Hello again everyone,
This week has not been the best. I’ve had a lot of deadlines, it’s pouring with rain so I haven’t been outside in days and I’ve been feeling a little bit sorry for myself. But a little ray of sunshine dropped through the door this afternoon in the form of the Quilt Guild Regional Newsletter, Cobwebs. Not only was it welcome because I like to read about the exploits of other quilters in our region but I was also delighted to discover that it contained an article by yours truly about the exhibition that we held in February. I truly do love to write and perhaps in another life might have considered it as a career so it really was lovely to see my article, accompanied by all the lovely photos of quilts, in print!
Some of my friends aren’t members of the Quilt Guild so I thought that I would also include the article in tonight’s blog post. Happy reading!
It started with a hexagon….
There is something particularly soothing about English paper-piecing. You don’t need much, just a little bit of fabric, some paper, scissors, thread and a needle. Perhaps that’s why, in these stressful times, more and more of us are drawn to it.
For Christine Anderson, who set up the Patchwork group at the Canalside Heritage Centre in Beeston, it is a bit of a passion. And it is a passion that she has shared with a small number of enthusiastic crafters every Monday morning since March 2019. The fact that the group has been held at a centre with a particularly good café famous for its homemade cake is really just a bonus.
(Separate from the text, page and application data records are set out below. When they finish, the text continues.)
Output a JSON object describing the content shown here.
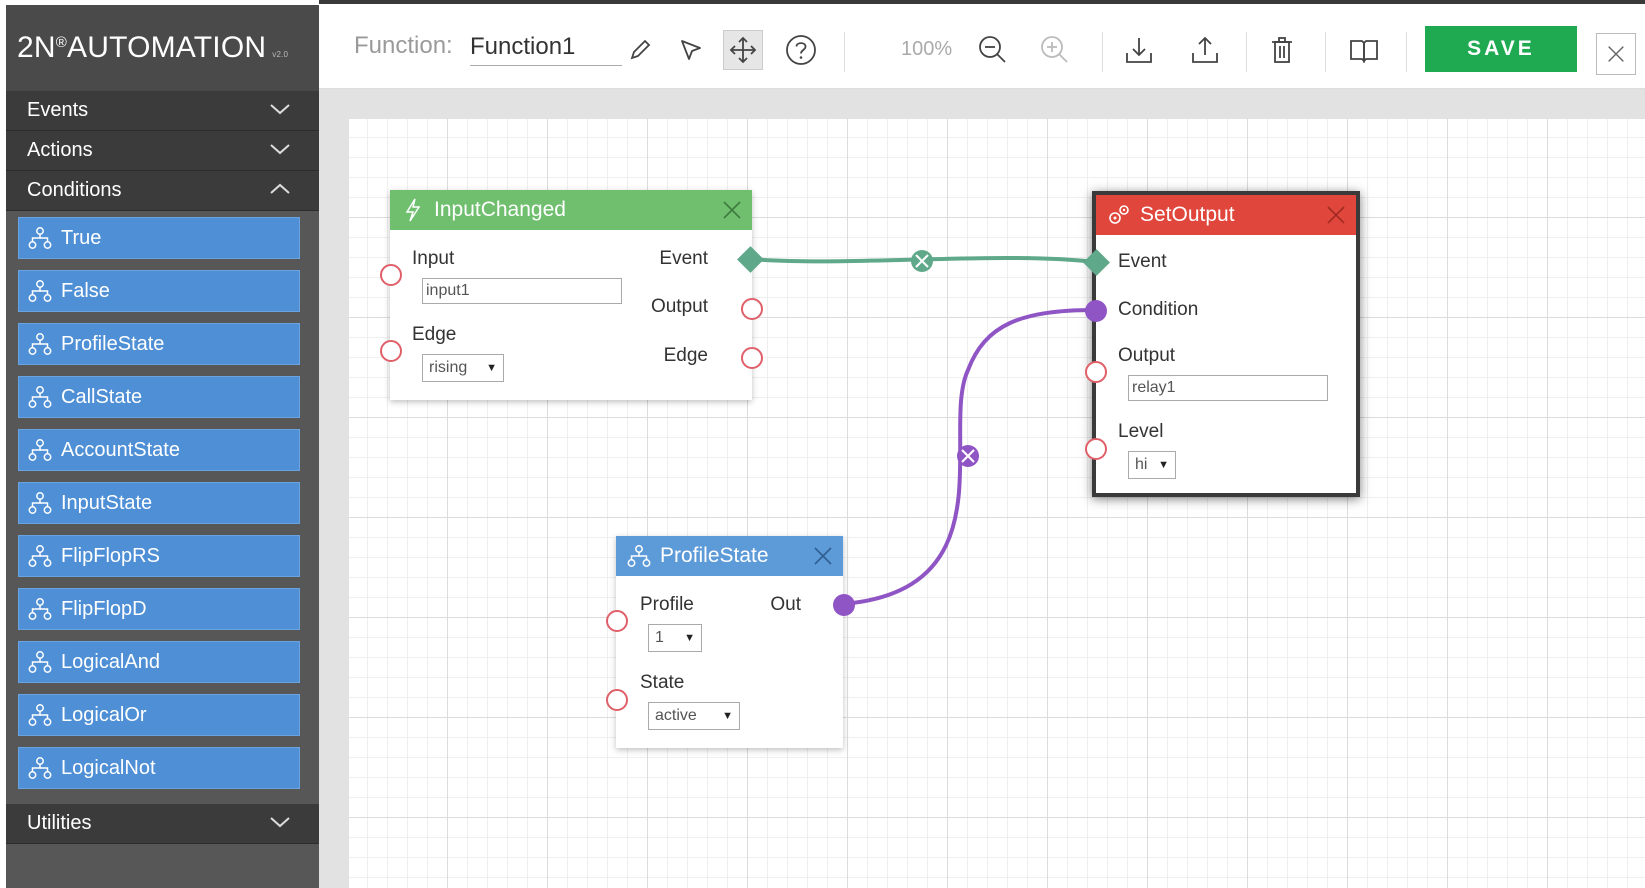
{
  "app": {
    "title": "2N",
    "title_mark": "®",
    "title_rest": " AUTOMATION",
    "version": "v2.0"
  },
  "sidebar": {
    "sections": [
      {
        "label": "Events",
        "state": "collapsed"
      },
      {
        "label": "Actions",
        "state": "collapsed"
      },
      {
        "label": "Conditions",
        "state": "expanded"
      },
      {
        "label": "Utilities",
        "state": "collapsed"
      }
    ],
    "conditions": [
      "True",
      "False",
      "ProfileState",
      "CallState",
      "AccountState",
      "InputState",
      "FlipFlopRS",
      "FlipFlopD",
      "LogicalAnd",
      "LogicalOr",
      "LogicalNot"
    ]
  },
  "toolbar": {
    "function_label": "Function:",
    "function_name": "Function1",
    "zoom": "100%",
    "save_label": "SAVE",
    "icons": [
      "pencil-icon",
      "pointer-icon",
      "move-icon",
      "help-icon",
      "zoom-out-icon",
      "zoom-in-icon",
      "download-icon",
      "upload-icon",
      "trash-icon",
      "book-icon",
      "close-icon"
    ]
  },
  "nodes": {
    "input_changed": {
      "title": "InputChanged",
      "input_label": "Input",
      "input_value": "input1",
      "edge_label": "Edge",
      "edge_value": "rising",
      "out_event": "Event",
      "out_output": "Output",
      "out_edge": "Edge",
      "color": "#6fbf6f"
    },
    "set_output": {
      "title": "SetOutput",
      "event_label": "Event",
      "condition_label": "Condition",
      "output_label": "Output",
      "output_value": "relay1",
      "level_label": "Level",
      "level_value": "hi",
      "color": "#e0463c"
    },
    "profile_state": {
      "title": "ProfileState",
      "profile_label": "Profile",
      "profile_value": "1",
      "state_label": "State",
      "state_value": "active",
      "out_label": "Out",
      "color": "#5d9ad8"
    }
  },
  "wires": {
    "event_color": "#5fa98a",
    "condition_color": "#9055c4"
  }
}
So, one Monday morning in Autumn last year we were enjoying our cake and discussing group projects – of which there have been several, including making two sets of cushions for the café and a children’s playmat – and someone (we’re not actually certain who now but we have our suspicions) suggested that it might be a nice idea to celebrate our first year as a patchwork group by holding an exhibition. We may have been hyped up on sugar but we all seemed to think that it was a marvellous idea. “Right”, said Christine, “leave it with me and I’ll investigate the options”.
The exhibition dates were set for early February in 2020, a time when we thought that the Heritage Centre would be quiet and would therefore benefit from the extra custom. As none of us had ever put on any sort of exhibition before I think that it’s fair to say that we weren’t really sure where to start. “Don’t worry” cried April (one of the group’s members) with ill-disguised glee, “I’ll write a list”. Which she dutifully did that same morning before sending it across to Christine and the other members of the group for discussion. (I do love a good list!!!!)
It turns out that there is a fair amount of work involved in setting up a patchwork exhibition, even a small one, and we developed a new-found respect for organisers of shows such as the Festival of Quilts! Once you’ve set the date you then need to think about marketing materials, advertising on various social-media channels, the logistics of displaying the various items and what equipment you might need, rotas for staffing the exhibition and of course you need to think about what you would like to display! February seemed so far away when we were having our initial discussions but, of course, the time passed far quicker than we thought and the last few weeks and days were spent frantically sewing, quilting and dealing with last-minute logistics. We even had our own bespoke quilt-frame, made by the long-suffering husband of super-quilter Gill!
Despite our worries it all came together beautifully, as we hope that you can see from the photos. We had over 350 visitors who left us some absolutely lovely comments in the guest book:
‘A wonderful exhibition, testament to the talent in your group. Love the information attached to them – helps understanding the pattern and its history. Well done!’
‘Wonderful, inspirational – going home to dig out some fabric!’
‘Thanks for the sense of calm.’
Those of us who staffed the exhibition spent the days chatting with quilters and non-quilters alike (as well as drinking tea and eating more delicious cake) and we even managed a little bit of sewing! It was so lovely to have the opportunity to share our knowledge of our craft and I think that we may have even inspired some to try EPP!
So, would we do it again? Well, we have agreed that it might be a bit too much to put together another exhibition next year but that we will consider it the following year. Watch this space!!
Bye for now 🙂